With remarkable dexterity for a man so debilitated by alcohol, Head Porter unlocks the door and invites me inside. The hallway is quite cramped and dimly lit by a single bare light bulb hanging from the ceiling. I can see that the carpet is of good quality but old and worn. Ahead I see the staircase and beyond that, what appears to be the kitchen. Head Porter flings open a door to the left and shows me through to what turns out to be the living room.

“Make yourself at home,” he offers genially “Do you fancy another drink? I fancy another drink. I think I’ve got some sherry or something left over from Christmas, wait here while I go and have a look.”

Head Porter bustles off towards the kitchen and I decide to have a look around as politely as possible. His house is modest but beautifully kept. I wouldn’t go as far to say that it is sparse, but if I was hoping to learn more about him from his home I am to be disappointed.

The carpet is the same as that in the hallway. A little path has been worn from the doorway, to the settee and to the televison (the old, bulky kind) while the carpet at the edges of the room remain quite plump and fresh. The settee is an elderly brown leather affair, well used but also well loved. A matching chair sits in the corner of the room, I would guess for use by visitors. It looks barely used and seems a little sad in the corner by itself. Other than a coffee table and a little bookshelf, there is very little else in the room at all.

I hear Head Porter calling out from the kitchen, it seems he has found something or other for us to drink. Just then, I notice a small photograph in an elaborate gold frame on the bookshelf. I move towards it to have a look. It is a picture of a smiling, red-haired little girl of about three years old.

“Here, Deputy Head Porter, I’ve found half a bottle of sweet sherry,” I jump as Head Porter appears unexpectedly behind me. “Do you want a glass?”

“Yes please” I reply and take the glass he is offering me. The sherry is cloyingly sweet and makes me feel a little sick. This is definitely one drink too many, for me. My head swimming a little, I help myself to the corner chair. Head Porter drops unsteadily onto the settee.

“So then,” Head Porter begins. “Professor K told you all about it, did he?”

“Yes” I lie.

“I thought so. I suppose he just couldn’t live with the guilt anymore. Hardly surprising, really.
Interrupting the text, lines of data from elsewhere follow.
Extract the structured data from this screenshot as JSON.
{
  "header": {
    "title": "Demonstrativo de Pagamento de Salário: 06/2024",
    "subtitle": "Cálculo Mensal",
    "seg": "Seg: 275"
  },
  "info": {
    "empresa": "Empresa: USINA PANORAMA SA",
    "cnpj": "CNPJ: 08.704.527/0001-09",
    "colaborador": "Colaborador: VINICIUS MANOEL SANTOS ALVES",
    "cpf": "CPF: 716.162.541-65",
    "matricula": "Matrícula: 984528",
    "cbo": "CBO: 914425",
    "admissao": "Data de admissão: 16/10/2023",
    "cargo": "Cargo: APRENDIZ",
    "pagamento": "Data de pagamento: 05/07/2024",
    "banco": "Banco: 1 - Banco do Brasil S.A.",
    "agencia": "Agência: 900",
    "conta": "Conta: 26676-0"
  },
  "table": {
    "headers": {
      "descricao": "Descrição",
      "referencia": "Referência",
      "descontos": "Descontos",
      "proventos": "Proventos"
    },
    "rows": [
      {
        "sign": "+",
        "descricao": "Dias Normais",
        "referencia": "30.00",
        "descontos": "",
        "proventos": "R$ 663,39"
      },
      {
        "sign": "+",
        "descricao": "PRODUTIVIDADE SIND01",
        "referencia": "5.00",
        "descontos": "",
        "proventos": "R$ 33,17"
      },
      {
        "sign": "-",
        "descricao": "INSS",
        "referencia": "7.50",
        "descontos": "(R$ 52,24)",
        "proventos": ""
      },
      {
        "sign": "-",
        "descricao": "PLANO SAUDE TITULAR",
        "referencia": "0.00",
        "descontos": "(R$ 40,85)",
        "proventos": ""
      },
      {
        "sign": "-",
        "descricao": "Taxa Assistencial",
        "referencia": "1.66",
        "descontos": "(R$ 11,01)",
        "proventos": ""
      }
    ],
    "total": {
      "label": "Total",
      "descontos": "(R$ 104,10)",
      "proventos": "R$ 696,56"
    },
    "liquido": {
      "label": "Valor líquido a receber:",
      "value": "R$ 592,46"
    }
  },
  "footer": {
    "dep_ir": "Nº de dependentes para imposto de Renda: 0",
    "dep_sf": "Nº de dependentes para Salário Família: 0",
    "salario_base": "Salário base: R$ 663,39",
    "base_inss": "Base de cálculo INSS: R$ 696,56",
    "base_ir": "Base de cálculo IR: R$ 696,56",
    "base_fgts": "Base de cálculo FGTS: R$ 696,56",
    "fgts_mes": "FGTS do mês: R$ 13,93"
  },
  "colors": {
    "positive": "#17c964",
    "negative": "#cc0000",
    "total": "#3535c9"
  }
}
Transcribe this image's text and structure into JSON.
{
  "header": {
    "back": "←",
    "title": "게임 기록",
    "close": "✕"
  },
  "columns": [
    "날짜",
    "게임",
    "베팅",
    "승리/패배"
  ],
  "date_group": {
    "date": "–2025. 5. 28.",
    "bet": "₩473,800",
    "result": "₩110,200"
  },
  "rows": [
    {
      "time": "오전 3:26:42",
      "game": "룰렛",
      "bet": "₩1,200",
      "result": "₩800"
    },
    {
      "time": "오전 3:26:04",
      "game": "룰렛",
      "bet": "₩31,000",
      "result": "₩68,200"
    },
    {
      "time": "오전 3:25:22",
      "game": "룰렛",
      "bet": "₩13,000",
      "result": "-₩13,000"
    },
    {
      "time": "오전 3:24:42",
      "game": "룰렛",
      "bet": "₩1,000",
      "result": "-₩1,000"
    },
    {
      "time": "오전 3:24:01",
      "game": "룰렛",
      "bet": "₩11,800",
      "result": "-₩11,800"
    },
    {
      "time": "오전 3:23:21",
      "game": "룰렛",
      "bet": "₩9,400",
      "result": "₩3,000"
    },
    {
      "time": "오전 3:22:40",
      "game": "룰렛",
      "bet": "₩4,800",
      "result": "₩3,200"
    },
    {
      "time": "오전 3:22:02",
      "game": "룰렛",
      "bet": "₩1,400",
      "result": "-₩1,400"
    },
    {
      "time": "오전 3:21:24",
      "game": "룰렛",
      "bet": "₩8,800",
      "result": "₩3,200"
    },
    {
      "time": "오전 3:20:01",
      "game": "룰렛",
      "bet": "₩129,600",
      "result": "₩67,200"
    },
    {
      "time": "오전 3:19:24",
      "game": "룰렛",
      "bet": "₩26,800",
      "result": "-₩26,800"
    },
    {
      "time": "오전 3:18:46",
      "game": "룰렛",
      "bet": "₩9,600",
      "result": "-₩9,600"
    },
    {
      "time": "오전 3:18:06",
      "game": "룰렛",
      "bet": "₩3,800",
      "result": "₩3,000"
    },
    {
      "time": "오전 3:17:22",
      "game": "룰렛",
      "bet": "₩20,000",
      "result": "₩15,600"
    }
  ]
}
Why do you think he chose to tell you, of all people?”

I take a slow sip of sherry to afford myself some thinking time. Guilt?

“I’m not sure,” I reply “We did seem to hit it off. We were friends, really. Maybe he just trusted me.”
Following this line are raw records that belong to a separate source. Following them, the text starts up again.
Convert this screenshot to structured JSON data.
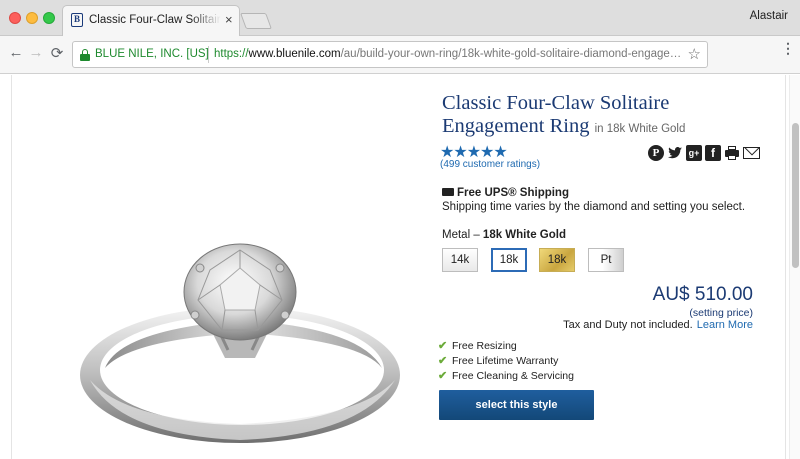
{
  "browser": {
    "tab": {
      "title": "Classic Four-Claw Solitaire Eng",
      "close": "×"
    },
    "profile": "Alastair",
    "nav": {
      "back": "←",
      "forward": "→",
      "reload": "⟳",
      "star": "☆",
      "menu": "⋮"
    },
    "omnibox": {
      "org": "BLUE NILE, INC. [US]",
      "url_scheme": "https://",
      "url_host": "www.bluenile.com",
      "url_path": "/au/build-your-own-ring/18k-white-gold-solitaire-diamond-engage…"
    }
  },
  "product": {
    "title": "Classic Four-Claw Solitaire Engagement Ring",
    "subtitle": "in 18k White Gold",
    "stars": "★★★★★",
    "ratings": "(499 customer ratings)",
    "rating_value": 5,
    "share_icons": [
      "pinterest-icon",
      "twitter-icon",
      "google-plus-icon",
      "facebook-icon",
      "print-icon",
      "email-icon"
    ],
    "shipping": {
      "title": "Free UPS® Shipping",
      "text": "Shipping time varies by the diamond and setting you select."
    },
    "metal": {
      "label": "Metal –",
      "selected": "18k White Gold",
      "options": [
        "14k",
        "18k",
        "18k",
        "Pt"
      ]
    },
    "price": "AU$ 510.00",
    "setting_price": "(setting price)",
    "tax": "Tax and Duty not included.",
    "learn_more": "Learn More",
    "features": [
      "Free Resizing",
      "Free Lifetime Warranty",
      "Free Cleaning & Servicing"
    ],
    "select_button": "select this style"
  },
  "colors": {
    "brand_navy": "#1b3a73",
    "link_blue": "#1f6ab0",
    "check_green": "#6cab3a",
    "button_blue": "#1a5690"
  }
}
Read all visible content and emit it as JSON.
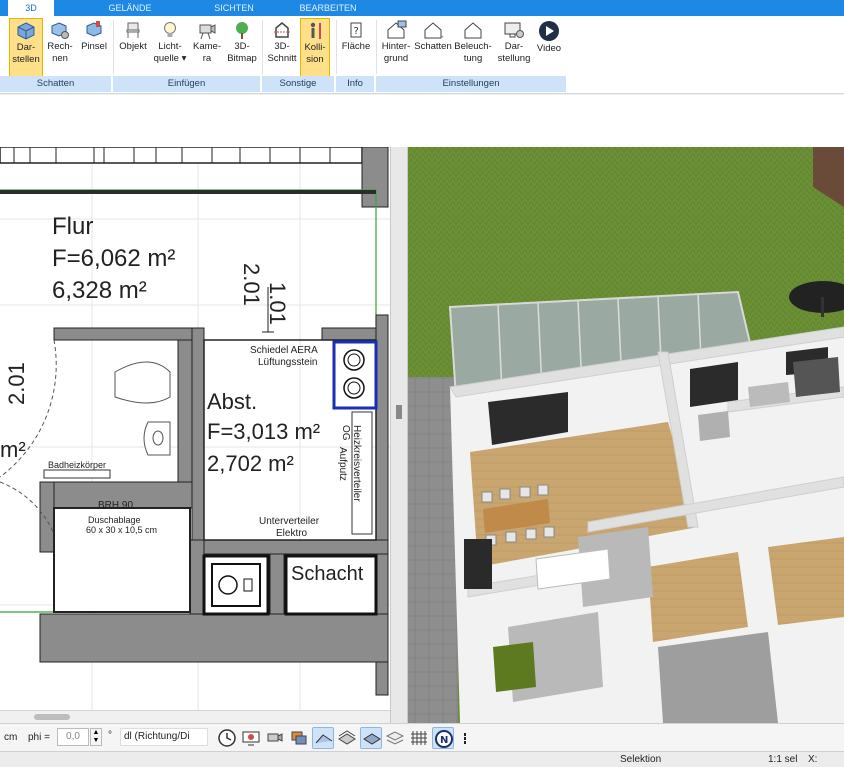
{
  "tabs": [
    {
      "label": "3D",
      "active": true
    },
    {
      "label": "GELÄNDE",
      "active": false
    },
    {
      "label": "SICHTEN",
      "active": false
    },
    {
      "label": "BEARBEITEN",
      "active": false
    }
  ],
  "ribbon": {
    "buttons": [
      {
        "line1": "Dar-",
        "line2": "stellen",
        "icon": "cube-shade-icon",
        "active": true
      },
      {
        "line1": "Rech-",
        "line2": "nen",
        "icon": "cube-gear-icon"
      },
      {
        "line1": "Pinsel",
        "line2": "",
        "icon": "paint-cube-icon"
      },
      {
        "line1": "Objekt",
        "line2": "",
        "icon": "chair-icon"
      },
      {
        "line1": "Licht-",
        "line2": "quelle ▾",
        "icon": "lightbulb-icon"
      },
      {
        "line1": "Kame-",
        "line2": "ra",
        "icon": "camera-icon"
      },
      {
        "line1": "3D-",
        "line2": "Bitmap",
        "icon": "tree-icon"
      },
      {
        "line1": "3D-",
        "line2": "Schnitt",
        "icon": "section-cut-icon"
      },
      {
        "line1": "Kolli-",
        "line2": "sion",
        "icon": "collision-person-icon",
        "active": true
      },
      {
        "line1": "Fläche",
        "line2": "",
        "icon": "area-info-icon"
      },
      {
        "line1": "Hinter-",
        "line2": "grund",
        "icon": "house-background-icon"
      },
      {
        "line1": "Schatten",
        "line2": "",
        "icon": "house-shadow-icon"
      },
      {
        "line1": "Beleuch-",
        "line2": "tung",
        "icon": "house-light-icon"
      },
      {
        "line1": "Dar-",
        "line2": "stellung",
        "icon": "monitor-gear-icon"
      },
      {
        "line1": "Video",
        "line2": "",
        "icon": "play-icon"
      }
    ],
    "groups": [
      "Schatten",
      "Einfügen",
      "Sonstige",
      "Info",
      "Einstellungen"
    ]
  },
  "plan": {
    "flur": {
      "name": "Flur",
      "area1": "F=6,062 m²",
      "area2": "6,328 m²"
    },
    "dim_vertical": "1.01",
    "dim_vertical2": "2.01",
    "dim_left": "2.01",
    "partial_area": "m²",
    "schiedel": {
      "line1": "Schiedel AERA",
      "line2": "Lüftungsstein"
    },
    "abst": {
      "name": "Abst.",
      "area1": "F=3,013 m²",
      "area2": "2,702 m²"
    },
    "heizkreis": {
      "line1": "Heizkreisverteiler OG",
      "line2": "Aufputz"
    },
    "badheizkoerper": "Badheizkörper",
    "brh": "BRH 90",
    "duschablage": {
      "line1": "Duschablage",
      "line2": "60 x 30 x 10,5 cm"
    },
    "unterverteiler": {
      "line1": "Unterverteiler",
      "line2": "Elektro"
    },
    "schacht": "Schacht"
  },
  "bottom": {
    "unit": "cm",
    "phi_label": "phi =",
    "phi_value": "0,0",
    "deg": "°",
    "mode_select": "dl (Richtung/Di"
  },
  "status": {
    "selection": "Selektion",
    "scale": "1:1 sel",
    "x_label": "X:"
  },
  "colors": {
    "accent": "#1e88e5",
    "group": "#cfe3f8",
    "active": "#ffe08a"
  }
}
“Perhaps, yes” Head Porter eyes his sherry glass suspiciously. “Does this taste okay to you, Deputy Head Porter? I think it might have gone off.”
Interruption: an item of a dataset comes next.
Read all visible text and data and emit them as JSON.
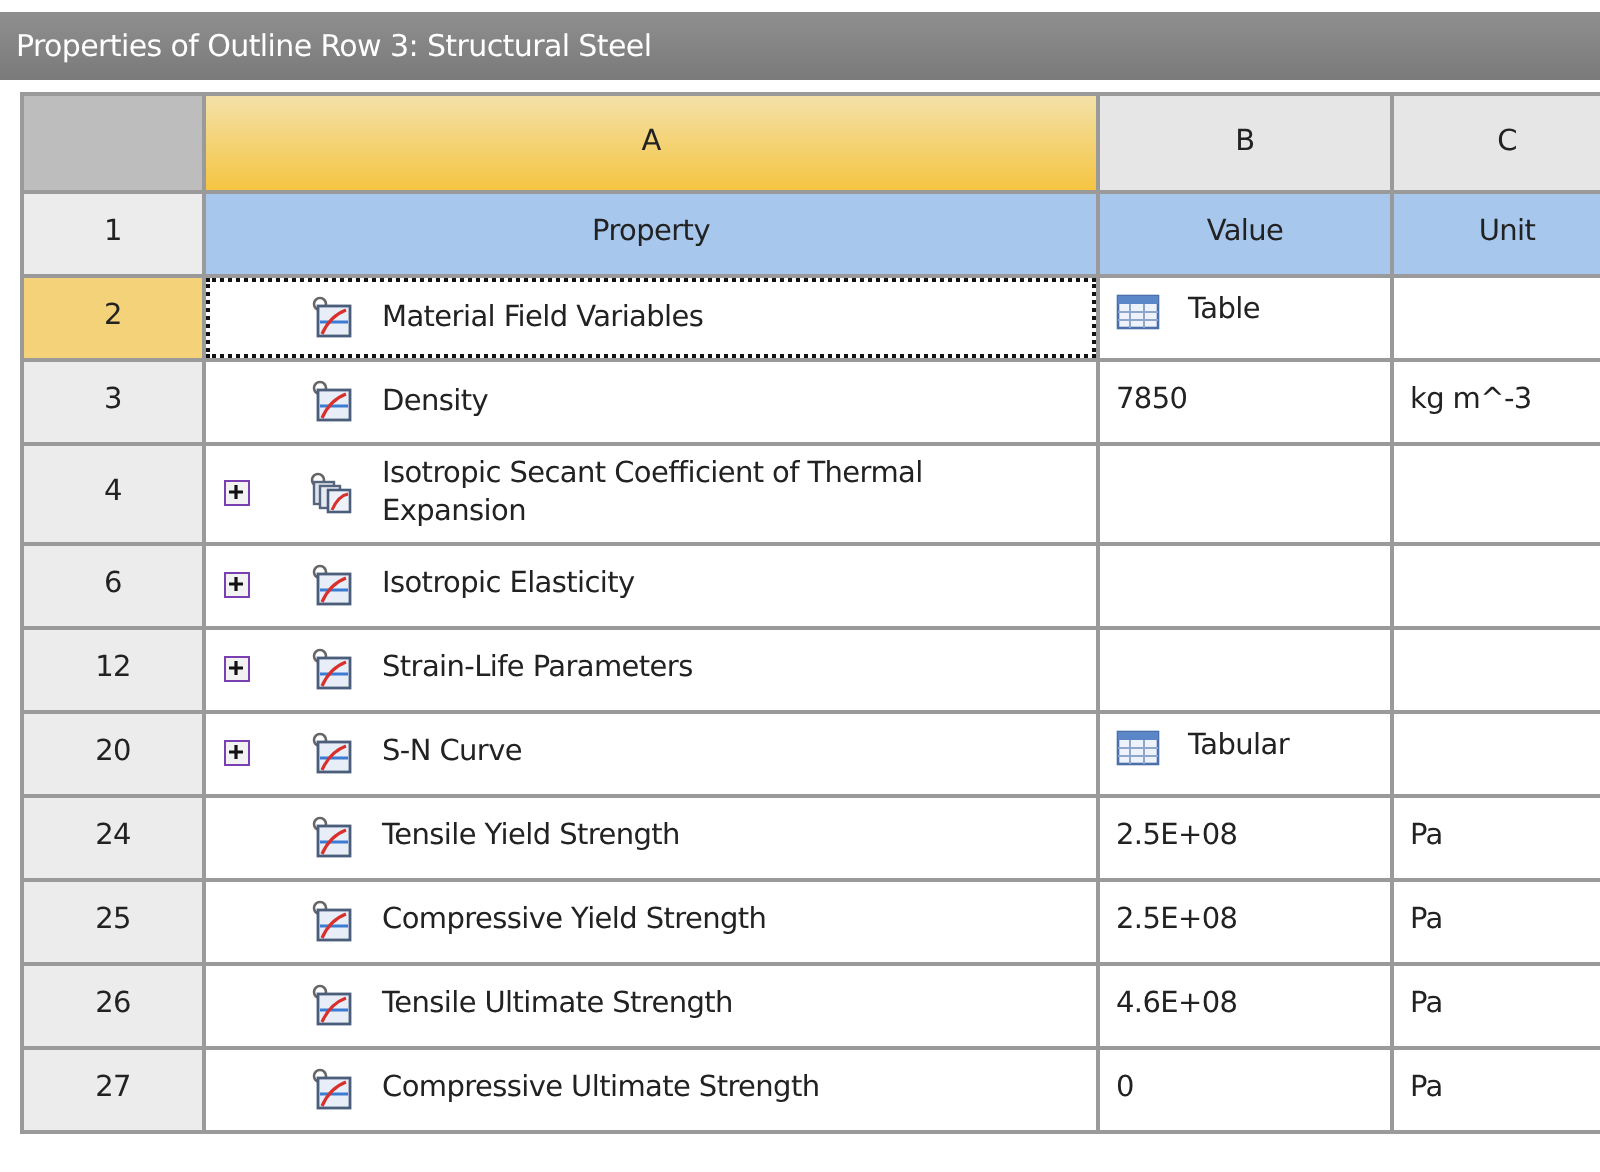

“I don’t think sherry goes off, as such” I answer “But it is an odd taste, certainly.”

“Hmmm” Head Porter seems to lose himself in thought for a moment. “Here, aren’t you a bit worried for your own safety, Deputy Head Porter?”

“What do you mean?”

“If anyone knows that Professor K was unburdening himself to you, you could be in for the same treatment.”

“So you’re pretty certain that Professor K was killed, then?” I ask, very aware that I am only vaguely aware of what Head Porter is talking about.

“Well, of course!” declares Head Porter “It’s obvious. He must have been poisoned, of course, like the others. Ironic, really, don’t you think?”

“Ironic, yes” I murmur. But why is it ironic? Because he was a chemist? Is a chemist being poisoned ironic?

“I can understand them bumping him off, poor old Professor K” Head Porter continues without a hint of melancholy “But Senior Bursar I don’t understand at all. He was the last person who would reveal the secret of The Vicious Circle, and yet here he is – dead!” Hang on a minute – what?

“The… Vicious Circle?” I venture.

“It could have been a genuine accident, I suppose…” Head Porter muses, obviously oblivious to my query. “No, no. It can’t be. I know what those lot are like, he must have been killed off too.”

“The Vicious Circle?” I try again.

“Professor K told you about The Vicious Circle, I take it?”

“He didn’t get quite that far before… you know.”

Head Porter sighs, and reluctantly pours himself another sherry. I decline his offer of a top up.

“I suppose I’d better explain…”